Exploitation Route Upon the completion of our project in 2024 our published findings, our datasets, and the software we develop or customise will allow researchers worldwide to conduct analysis of multimodal big data faster and more efficiently. They will also allow our non-academic partner to conduct analysis of disinformation specifically relying on the depictions of futures at scale and speed.
Sectors Aerospace, Defence and Marine

Title Multimodal Corpus Pipeline 
Description We developed a pipeline specifically for the type of media data collected within our project, including NLP, gesture detection and biometric clustering. 
Type Of Material Improvements to research infrastructure 
Year Produced 2023 
Provided To Others? No  
Impact The pipeline significantly reduces time needed for manual annotation hence reducing the resources (labour and money) needed for analysis. 
Description Collaboration with Dr Siddharth, University of Edinburgh 
Organisation University of Edinburgh
Department School of Informatics Edinburgh
Country United Kingdom 
Sector Academic/University 
PI Contribution Our team provides expertise on qualitative analysis of gesture in communication as well as insights and annotated data resulted from our manual analysis.
Collaborator Contribution Dr Siddharth provides expertise on computer vision and machine learning guiding the machine learning engineer hired by our research team on the German side.
Impact Outcomes: various models for detection of gesture are being developed and evaluated.
Start Year 2022
Description Collaboration with Prof. Kita, University of Warwick 
Organisation University of Warwick
Department Department of Psychology
Country United Kingdom 
Sector Academic/University 
PI Contribution Our team's findings have contributed to the development of theory and methods in gesture studies (speech-gesture interaction).

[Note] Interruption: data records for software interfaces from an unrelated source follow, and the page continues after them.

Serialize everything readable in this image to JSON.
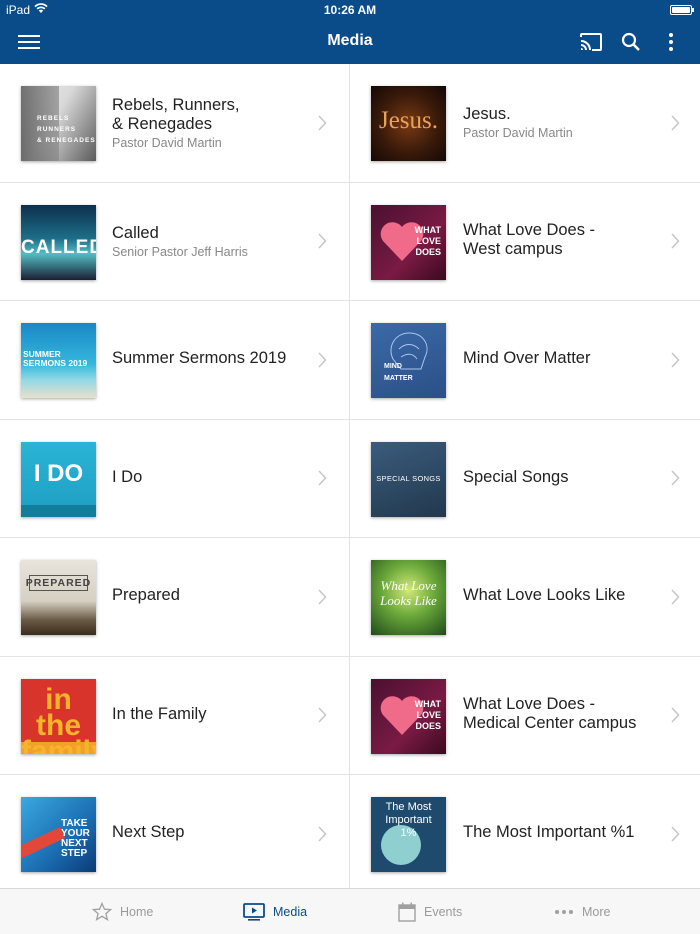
{
  "status_bar": {
    "device": "iPad",
    "time": "10:26 AM"
  },
  "nav": {
    "title": "Media",
    "left_icon": "hamburger-menu-icon",
    "right_icons": [
      "cast-icon",
      "search-icon",
      "more-vertical-icon"
    ]
  },
  "items": [
    {
      "title": "Rebels, Runners,\n& Renegades",
      "subtitle": "Pastor David Martin",
      "thumb_text": "REBELS\nRUNNERS\n& RENEGADES"
    },
    {
      "title": "Jesus.",
      "subtitle": "Pastor David Martin",
      "thumb_text": "Jesus."
    },
    {
      "title": "Called",
      "subtitle": "Senior Pastor Jeff Harris",
      "thumb_text": "CALLED"
    },
    {
      "title": "What Love Does -\nWest campus",
      "subtitle": "",
      "thumb_text": "WHAT\nLOVE\nDOES"
    },
    {
      "title": "Summer Sermons 2019",
      "subtitle": "",
      "thumb_text": "SUMMER\nSERMONS 2019"
    },
    {
      "title": "Mind Over Matter",
      "subtitle": "",
      "thumb_text": "MIND\nMATTER"
    },
    {
      "title": "I Do",
      "subtitle": "",
      "thumb_text": "I DO"
    },
    {
      "title": "Special Songs",
      "subtitle": "",
      "thumb_text": "SPECIAL SONGS"
    },
    {
      "title": "Prepared",
      "subtitle": "",
      "thumb_text": "PREPARED"
    },
    {
      "title": "What Love Looks Like",
      "subtitle": "",
      "thumb_text": "What Love\nLooks Like"
    },
    {
      "title": "In the Family",
      "subtitle": "",
      "thumb_text": "in\nthe family"
    },
    {
      "title": "What Love Does -\nMedical Center campus",
      "subtitle": "",
      "thumb_text": "WHAT\nLOVE\nDOES"
    },
    {
      "title": "Next Step",
      "subtitle": "",
      "thumb_text": "TAKE\nYOUR\nNEXT\nSTEP"
    },
    {
      "title": "The Most Important %1",
      "subtitle": "",
      "thumb_text": "The Most\nImportant\n1%"
    }
  ],
  "tabs": [
    {
      "label": "Home",
      "icon": "star-icon",
      "active": false
    },
    {
      "label": "Media",
      "icon": "play-screen-icon",
      "active": true
    },
    {
      "label": "Events",
      "icon": "calendar-icon",
      "active": false
    },
    {
      "label": "More",
      "icon": "more-horizontal-icon",
      "active": false
    }
  ],
  "colors": {
    "brand": "#0a4c8a",
    "divider": "#e4e4e4",
    "tab_inactive": "#9a9a9a"
  }
}
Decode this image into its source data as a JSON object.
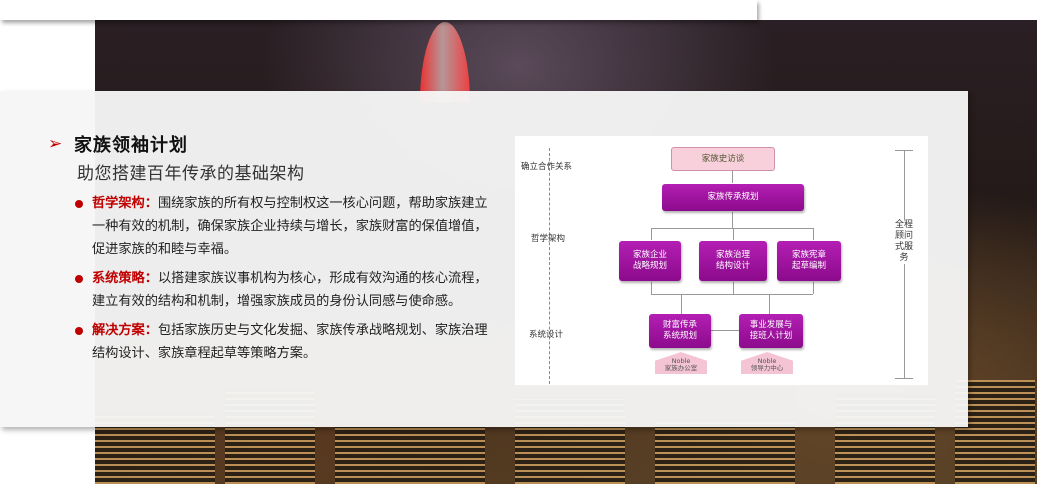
{
  "heading": "家族领袖计划",
  "subtitle": "助您搭建百年传承的基础架构",
  "bullets": [
    {
      "title": "哲学架构：",
      "text": "围绕家族的所有权与控制权这一核心问题，帮助家族建立一种有效的机制，确保家族企业持续与增长，家族财富的保值增值，促进家族的和睦与幸福。"
    },
    {
      "title": "系统策略：",
      "text": "以搭建家族议事机构为核心，形成有效沟通的核心流程，建立有效的结构和机制，增强家族成员的身份认同感与使命感。"
    },
    {
      "title": "解决方案：",
      "text": "包括家族历史与文化发掘、家族传承战略规划、家族治理结构设计、家族章程起草等策略方案。"
    }
  ],
  "diagram": {
    "left_labels": [
      "确立合作关系",
      "哲学架构",
      "系统设计"
    ],
    "right_label": "全程顾问式服务",
    "top_box": "家族史访谈",
    "main_box": "家族传承规划",
    "mid_boxes": [
      "家族企业\n战略规划",
      "家族治理\n结构设计",
      "家族宪章\n起草编制"
    ],
    "bottom_boxes": [
      "财富传承\n系统规划",
      "事业发展与\n接班人计划"
    ],
    "offices": [
      {
        "brand": "Noble",
        "name": "家族办公室"
      },
      {
        "brand": "Noble",
        "name": "领导力中心"
      }
    ]
  },
  "colors": {
    "accent": "#c00000",
    "box": "#a014a0",
    "top_box": "#f7d0dc"
  }
}
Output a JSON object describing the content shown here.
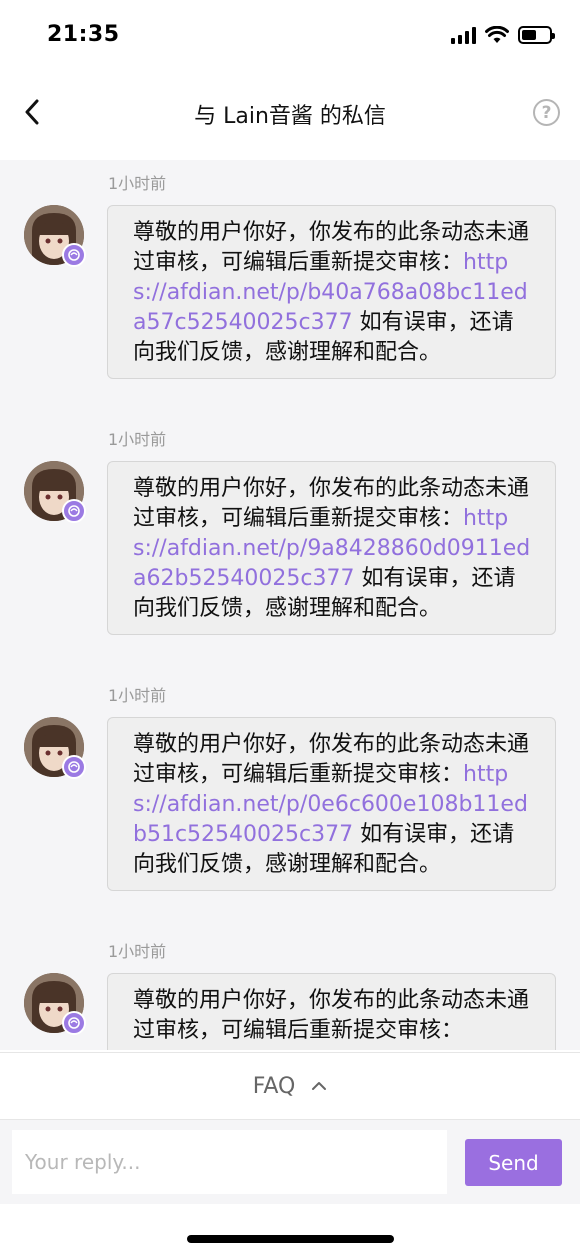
{
  "status_bar": {
    "time": "21:35"
  },
  "nav": {
    "title": "与 Lain音酱 的私信",
    "help_label": "?"
  },
  "messages": [
    {
      "timestamp": "1小时前",
      "text_before": "尊敬的用户你好，你发布的此条动态未通过审核，可编辑后重新提交审核：",
      "link": "https://afdian.net/p/b40a768a08bc11eda57c52540025c377",
      "text_after": " 如有误审，还请向我们反馈，感谢理解和配合。"
    },
    {
      "timestamp": "1小时前",
      "text_before": "尊敬的用户你好，你发布的此条动态未通过审核，可编辑后重新提交审核：",
      "link": "https://afdian.net/p/9a8428860d0911eda62b52540025c377",
      "text_after": " 如有误审，还请向我们反馈，感谢理解和配合。"
    },
    {
      "timestamp": "1小时前",
      "text_before": "尊敬的用户你好，你发布的此条动态未通过审核，可编辑后重新提交审核：",
      "link": "https://afdian.net/p/0e6c600e108b11edb51c52540025c377",
      "text_after": " 如有误审，还请向我们反馈，感谢理解和配合。"
    },
    {
      "timestamp": "1小时前",
      "text_before": "尊敬的用户你好，你发布的此条动态未通过审核，可编辑后重新提交审核：",
      "link": "",
      "text_after": ""
    }
  ],
  "faq": {
    "label": "FAQ"
  },
  "reply": {
    "placeholder": "Your reply...",
    "send_label": "Send"
  },
  "colors": {
    "accent": "#9a6fe0",
    "link": "#9170dd",
    "chat_bg": "#f5f5f7",
    "bubble_bg": "#efefef"
  }
}
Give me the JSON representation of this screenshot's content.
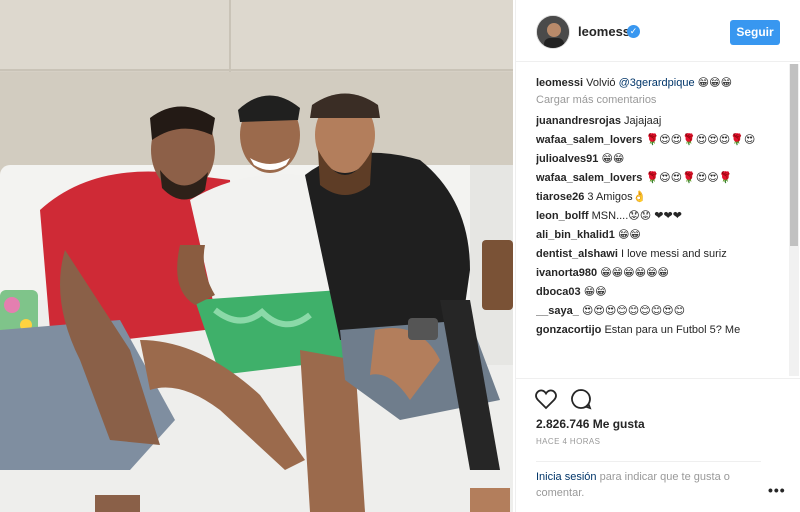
{
  "post": {
    "username": "leomessi",
    "follow_label": "Seguir",
    "caption_user": "leomessi",
    "caption_text": "Volvió",
    "caption_mention": "@3gerardpique",
    "caption_emoji": "😁😁😁",
    "load_more": "Cargar más comentarios",
    "likes": "2.826.746 Me gusta",
    "time_ago": "HACE 4 HORAS",
    "login_link": "Inicia sesión",
    "login_text": "para indicar que te gusta o comentar.",
    "more_label": "•••",
    "photo_alt": "photo-of-three-men-on-white-sofa"
  },
  "comments": [
    {
      "user": "juanandresrojas",
      "text": "Jajajaaj"
    },
    {
      "user": "wafaa_salem_lovers",
      "text": "🌹😍😍🌹😍😍😍🌹😍"
    },
    {
      "user": "julioalves91",
      "text": "😁😁"
    },
    {
      "user": "wafaa_salem_lovers",
      "text": "🌹😍😍🌹😍😍🌹"
    },
    {
      "user": "tiarose26",
      "text": "3 Amigos👌"
    },
    {
      "user": "leon_bolff",
      "text": "MSN....😟😟 ❤❤❤"
    },
    {
      "user": "ali_bin_khalid1",
      "text": "😁😁"
    },
    {
      "user": "dentist_alshawi",
      "text": "I love messi and suriz"
    },
    {
      "user": "ivanorta980",
      "text": "😁😁😁😁😁😁"
    },
    {
      "user": "dboca03",
      "text": "😁😁"
    },
    {
      "user": "__saya_",
      "text": "😍😍😍😊😊😊😊😍😊"
    },
    {
      "user": "gonzacortijo",
      "text": "Estan para un Futbol 5? Me"
    }
  ],
  "colors": {
    "accent": "#3897f0",
    "link": "#003569",
    "muted": "#999999",
    "text": "#262626"
  },
  "icons": {
    "verified": "verified-badge-icon",
    "like": "heart-icon",
    "comment": "comment-bubble-icon",
    "more": "more-dots-icon"
  }
}
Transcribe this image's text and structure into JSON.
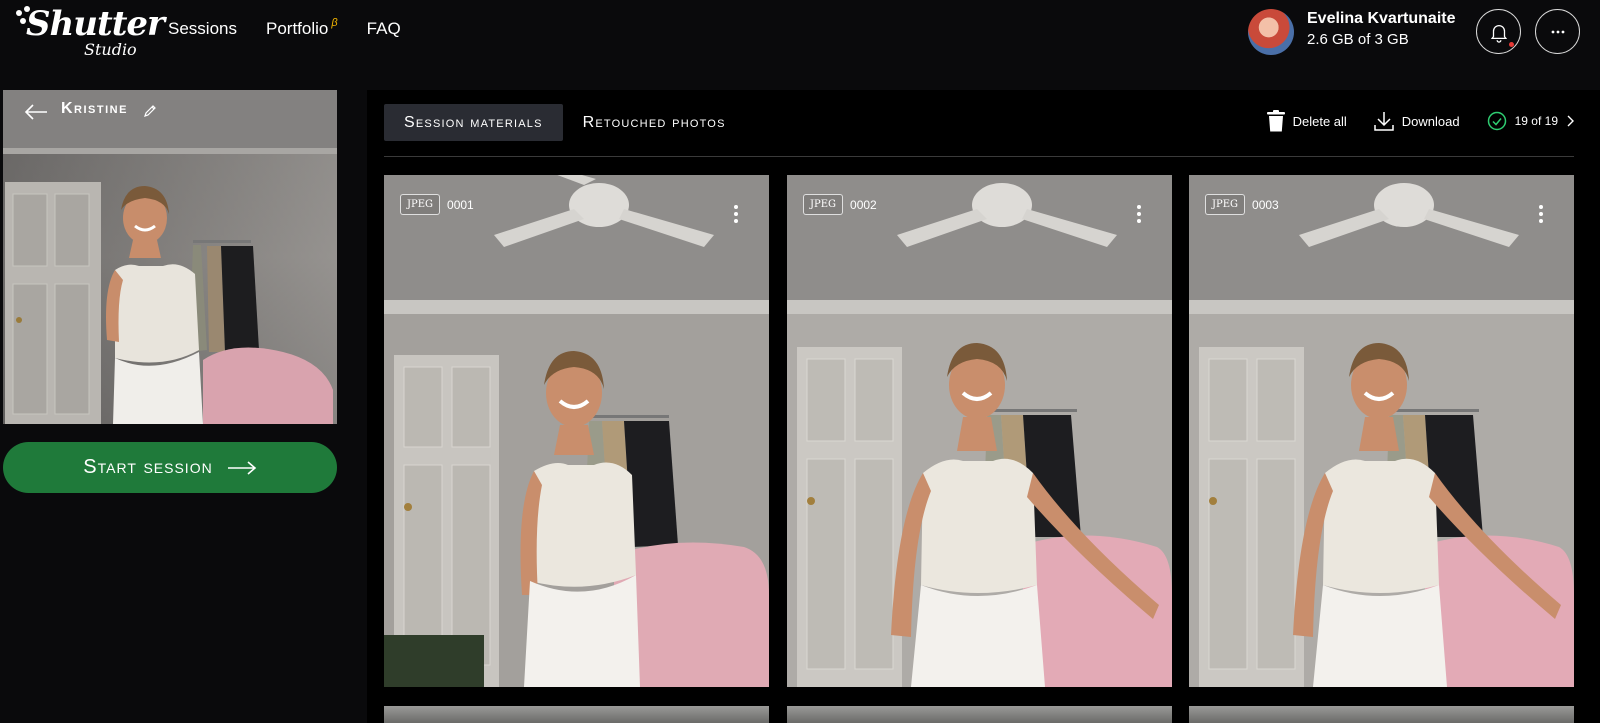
{
  "header": {
    "logo": {
      "name": "Shutter",
      "sub": "Studio"
    },
    "nav": [
      {
        "label": "Sessions"
      },
      {
        "label": "Portfolio",
        "badge": "β"
      },
      {
        "label": "FAQ"
      }
    ],
    "user": {
      "name": "Evelina Kvartunaite",
      "storage": "2.6 GB of 3 GB"
    }
  },
  "session": {
    "title": "Kristine",
    "start_label": "Start session"
  },
  "tabs": [
    {
      "label": "Session materials",
      "active": true
    },
    {
      "label": "Retouched photos",
      "active": false
    }
  ],
  "actions": {
    "delete_all": "Delete all",
    "download": "Download",
    "count": "19 of 19"
  },
  "photos": [
    {
      "format": "JPEG",
      "number": "0001"
    },
    {
      "format": "JPEG",
      "number": "0002"
    },
    {
      "format": "JPEG",
      "number": "0003"
    }
  ],
  "colors": {
    "background": "#0a0a0c",
    "panel": "#000000",
    "active_tab": "#2a2c33",
    "start_button": "#1f7a3a",
    "beta": "#f5b700",
    "check": "#2ecc71"
  },
  "icons": [
    "back-arrow-icon",
    "pencil-icon",
    "right-arrow-icon",
    "bell-icon",
    "more-icon",
    "trash-icon",
    "download-icon",
    "check-circle-icon",
    "chevron-right-icon",
    "kebab-menu-icon"
  ]
}
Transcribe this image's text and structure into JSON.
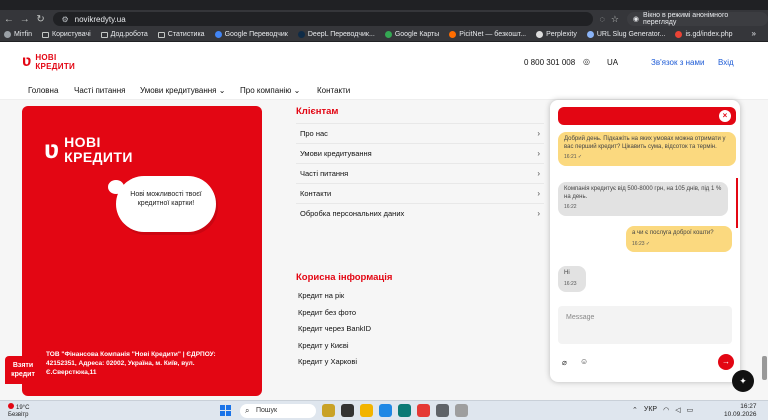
{
  "browser": {
    "url": "novikredyty.ua",
    "incognito_text": "Вікно в режимі анонімного перегляду",
    "bookmarks": [
      "Мітfin",
      "Користувачі",
      "Дод.робота",
      "Статистика",
      "Google Переводчик",
      "DeepL Переводчик...",
      "Google Карты",
      "PicitNet — безкошт...",
      "Perplexity",
      "URL Slug Generator...",
      "is.gd/index.php"
    ],
    "bookmarks_more": "»"
  },
  "header": {
    "logo_line1": "НОВІ",
    "logo_line2": "КРЕДИТИ",
    "phone": "0 800 301 008",
    "lang": "UA",
    "contact": "Зв'язок з нами",
    "login": "Вхід"
  },
  "nav": [
    "Головна",
    "Часті питання",
    "Умови кредитування ⌄",
    "Про компанію ⌄",
    "Контакти"
  ],
  "card": {
    "logo_line1": "НОВІ",
    "logo_line2": "КРЕДИТИ",
    "cloud": "Нові можливості твоєї кредитної картки!",
    "company": "ТОВ \"Фінансова Компанія \"Нові Кредити\" | ЄДРПОУ: 42152351, Адреса: 02002, Україна, м. Київ, вул. Є.Сверстюка,11"
  },
  "clients": {
    "title": "Клієнтам",
    "items": [
      "Про нас",
      "Умови кредитування",
      "Часті питання",
      "Контакти",
      "Обробка персональних даних"
    ]
  },
  "useful": {
    "title": "Корисна інформація",
    "items": [
      "Кредит на рік",
      "Кредит без фото",
      "Кредит через BankID",
      "Кредит у Києві",
      "Кредит у Харкові"
    ]
  },
  "take_credit": "Взяти кредит",
  "chat": {
    "messages": [
      {
        "text": "Добрий день. Підкажіть на яких умовах можна отримати у вас перший кредит? Цікавить сума, відсоток та термін.",
        "time": "16:21 ✓"
      },
      {
        "text": "Компанія кредитує від 500-8000 грн, на 105 днів, під 1 % на день.",
        "time": "16:22"
      },
      {
        "text": "а чи є послуга доброї кошти?",
        "time": "16:23 ✓"
      },
      {
        "text": "Hi",
        "time": "16:23"
      }
    ],
    "placeholder": "Message"
  },
  "taskbar": {
    "temp": "19°C",
    "weather": "Безвітр",
    "search": "Пошук",
    "lang": "УКР",
    "time": "16:27",
    "date": "10.09.2026"
  },
  "colors": {
    "brand_red": "#e30613",
    "bubble_yellow": "#fbd97f",
    "link_blue": "#1d5bd6"
  }
}
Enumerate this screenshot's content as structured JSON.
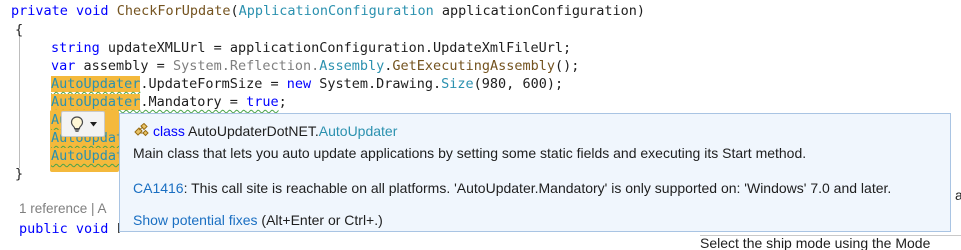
{
  "code": {
    "signature": {
      "kw1": "private",
      "kw2": "void",
      "method": "CheckForUpdate",
      "paren_open": "(",
      "param_type": "ApplicationConfiguration",
      "param_name": " applicationConfiguration)"
    },
    "open_brace": "{",
    "line1": {
      "kw": "string",
      "rest": " updateXMLUrl = applicationConfiguration.UpdateXmlFileUrl;"
    },
    "line2": {
      "kw": "var",
      "rest1": " assembly = ",
      "gray": "System.Reflection.",
      "type1": "Assembly",
      "dot": ".",
      "method": "GetExecutingAssembly",
      "rest2": "();"
    },
    "line3": {
      "hl": "AutoUpdater",
      "mid": ".UpdateFormSize = ",
      "kw": "new",
      "rest1": " System.Drawing.",
      "type": "Size",
      "rest2": "(980, 600);"
    },
    "line4": {
      "hl": "AutoUpdater",
      "rest": ".Mandatory = ",
      "kw": "true",
      "end": ";"
    },
    "line5_fragment": "Au",
    "line6_fragment": "AutoUpdat",
    "line7_fragment": "AutoUpdat",
    "close_brace": "}",
    "references": "1 reference | A",
    "next_signature": {
      "kw1": "public",
      "kw2": "void",
      "rest": " F"
    }
  },
  "quick_actions": {
    "icon": "lightbulb-icon",
    "dropdown_icon": "chevron-down-icon"
  },
  "tooltip": {
    "icon": "class-icon",
    "kind": "class",
    "namespace": "AutoUpdaterDotNET.",
    "class_name": "AutoUpdater",
    "description": "Main class that lets you auto update applications by setting some static fields and executing its Start method.",
    "diag_code": "CA1416",
    "diag_message": ": This call site is reachable on all platforms. 'AutoUpdater.Mandatory' is only supported on: 'Windows' 7.0 and later.",
    "fixes_link": "Show potential fixes",
    "fixes_shortcut": " (Alt+Enter or Ctrl+.)"
  },
  "background_panel": {
    "fragment_right": "ay",
    "bottom_text": "Select the ship mode using the Mode"
  },
  "colors": {
    "keyword": "#0000ff",
    "type": "#2b91af",
    "method": "#74531f",
    "highlight": "#f4b93c",
    "tooltip_bg": "#f0f6fd",
    "link": "#1a6fc2"
  }
}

Collaborator Contribution Professor Sotaro Kita has contributed to discussions on theory and methods developing in gesture studies, including insights stemming from the field of psychology.
Impact Our discussions have contributed to reformulating an aspect of our research design in line with psycholinguistics theory and methods.
Start Year 2022
Description Policy Engagement 
Form Of Engagement Activity A formal working group, expert panel or dialogue
Part Of Official Scheme? No
Geographic Reach National
Primary Audience Policymakers/politicians
Results and Impact We have been engaging in a constant dialogue with our UK non-academic partner as indicated in our grant application via email, phone conversations and participation in the project event in June 2022.
Year(s) Of Engagement Activity 2022,2023